• _Web page and app entries_
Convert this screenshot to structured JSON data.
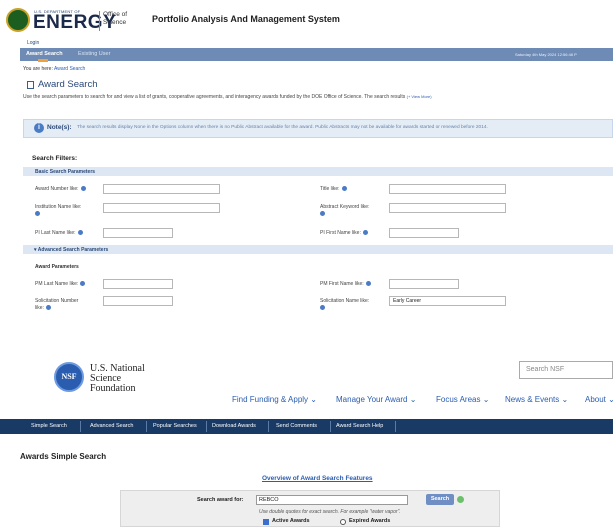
{
  "doe": {
    "logo_dept": "U.S. DEPARTMENT OF",
    "logo_energy": "ENERGY",
    "office_line1": "Office of",
    "office_line2": "Science",
    "system_title": "Portfolio Analysis And Management System",
    "login_tab": "Login",
    "tabs": [
      "Award Search",
      "Existing User"
    ],
    "date": "Saturday 4th May 2024 12:56:46 P",
    "breadcrumb_prefix": "You are here:",
    "breadcrumb_link": "Award Search",
    "page_title": "Award Search",
    "description": "Use the search parameters to search for and view a list of grants, cooperative agreements, and interagency awards funded by the DOE Office of Science. The search results",
    "view_more": "(+ View More)",
    "note_label": "Note(s):",
    "note_text": "The search results display None in the Options column when there is no Public Abstract available for the award. Public Abstracts may not be available for awards started or renewed before 2014.",
    "filters_heading": "Search Filters:",
    "basic_section": "Basic Search Parameters",
    "fields": {
      "award_number": "Award Number like:",
      "title": "Title like:",
      "institution": "Institution Name like:",
      "abstract": "Abstract Keyword like:",
      "pi_last": "PI Last Name like:",
      "pi_first": "PI First Name like:",
      "pm_last": "PM Last Name like:",
      "pm_first": "PM First Name like:",
      "solicitation_number": "Solicitation Number like:",
      "solicitation_name": "Solicitation Name like:"
    },
    "advanced_section": "Advanced Search Parameters",
    "award_params": "Award Parameters",
    "solicitation_name_value": "Early Career"
  },
  "nsf": {
    "name_line1": "U.S. National",
    "name_line2": "Science",
    "name_line3": "Foundation",
    "logo_text": "NSF",
    "search_placeholder": "Search NSF",
    "nav": [
      "Find Funding & Apply",
      "Manage Your Award",
      "Focus Areas",
      "News & Events",
      "About"
    ],
    "bar": [
      "Simple Search",
      "Advanced Search",
      "Popular Searches",
      "Download Awards",
      "Send Comments",
      "Award Search Help"
    ],
    "heading": "Awards Simple Search",
    "overview_link": "Overview of Award Search Features",
    "search_label": "Search award for:",
    "search_value": "REBCO",
    "search_button": "Search",
    "hint": "Use double quotes for exact search. For example \"water vapor\".",
    "active_awards": "Active Awards",
    "expired_awards": "Expired Awards",
    "active_checked": true,
    "expired_checked": false
  },
  "colors": {
    "doe_nav": "#6d8bb5",
    "doe_tab_accent": "#f2a03d",
    "nsf_bar": "#1a3a66",
    "link": "#2a5db0"
  }
}
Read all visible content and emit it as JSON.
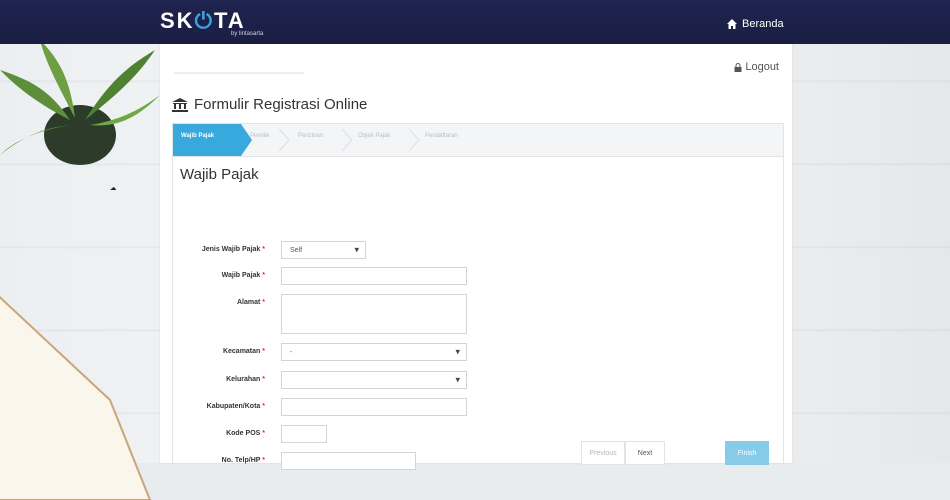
{
  "brand": {
    "name_pre": "SK",
    "name_post": "TA",
    "tagline": "by lintasarta"
  },
  "nav": {
    "home_label": "Beranda"
  },
  "header": {
    "logout_label": "Logout"
  },
  "page": {
    "title": "Formulir Registrasi Online"
  },
  "wizard": {
    "steps": [
      {
        "label": "Wajib Pajak",
        "active": true
      },
      {
        "label": "Pemilik",
        "active": false
      },
      {
        "label": "Perizinan",
        "active": false
      },
      {
        "label": "Objek Pajak",
        "active": false
      },
      {
        "label": "Pendaftaran",
        "active": false
      }
    ],
    "section_title": "Wajib Pajak"
  },
  "form": {
    "jenis_wajib_pajak": {
      "label": "Jenis Wajib Pajak",
      "value": "Self"
    },
    "wajib_pajak": {
      "label": "Wajib Pajak",
      "value": ""
    },
    "alamat": {
      "label": "Alamat",
      "value": ""
    },
    "kecamatan": {
      "label": "Kecamatan",
      "value": "-"
    },
    "kelurahan": {
      "label": "Kelurahan",
      "value": ""
    },
    "kabupaten_kota": {
      "label": "Kabupaten/Kota",
      "value": ""
    },
    "kode_pos": {
      "label": "Kode POS",
      "value": ""
    },
    "no_telp": {
      "label": "No. Telp/HP",
      "value": ""
    },
    "required_marker": "*"
  },
  "actions": {
    "previous_label": "Previous",
    "next_label": "Next",
    "finish_label": "Finish"
  },
  "colors": {
    "navbar": "#1f2450",
    "accent": "#38a9dc",
    "finish": "#86cbe9",
    "required": "#e03131"
  },
  "icons": {
    "home": "home-icon",
    "lock": "lock-icon",
    "institution": "institution-icon",
    "power": "power-icon"
  }
}
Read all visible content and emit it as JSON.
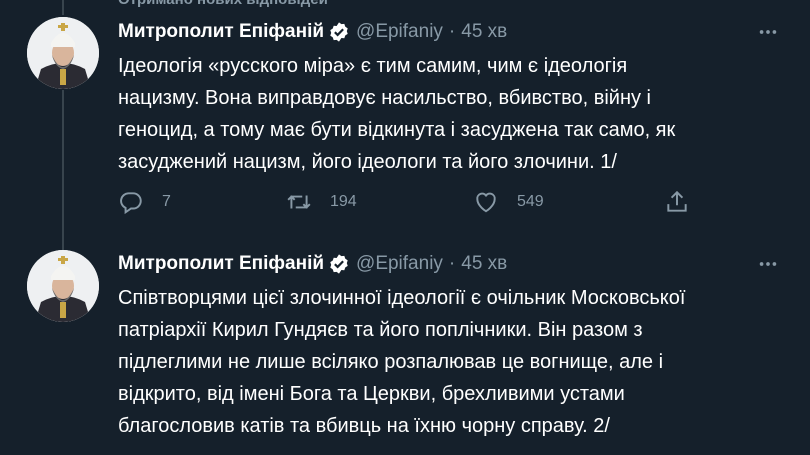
{
  "top_banner": {
    "text": "Отримано нових відповідей"
  },
  "tweets": [
    {
      "author_name": "Митрополит Епіфаній",
      "handle": "@Epifaniy",
      "separator": "·",
      "time": "45 хв",
      "text": "Ідеологія «русского міра» є тим самим, чим є ідеологія\nнацизму. Вона виправдовує насильство, вбивство, війну і\nгеноцид, а тому має бути відкинута і засуджена так само, як\nзасуджений нацизм, його ідеологи та його злочини. 1/",
      "replies": "7",
      "retweets": "194",
      "likes": "549"
    },
    {
      "author_name": "Митрополит Епіфаній",
      "handle": "@Epifaniy",
      "separator": "·",
      "time": "45 хв",
      "text": "Співтворцями цієї злочинної ідеології є очільник Московської\nпатріархії Кирил Гундяєв та його поплічники. Він разом з\nпідлеглими не лише всіляко розпалював це вогнище, але і\nвідкрито, від імені Бога та Церкви, брехливими устами\nблагословив катів та вбивць на їхню чорну справу. 2/"
    }
  ],
  "colors": {
    "background": "#15202b",
    "secondary_text": "#8899a6",
    "verified_badge": "#ffffff",
    "divider": "#38444d"
  },
  "icons": [
    "verified-badge-icon",
    "more-icon",
    "reply-icon",
    "retweet-icon",
    "like-icon",
    "share-icon"
  ]
}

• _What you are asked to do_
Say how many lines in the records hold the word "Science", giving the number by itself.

• _Response area_
3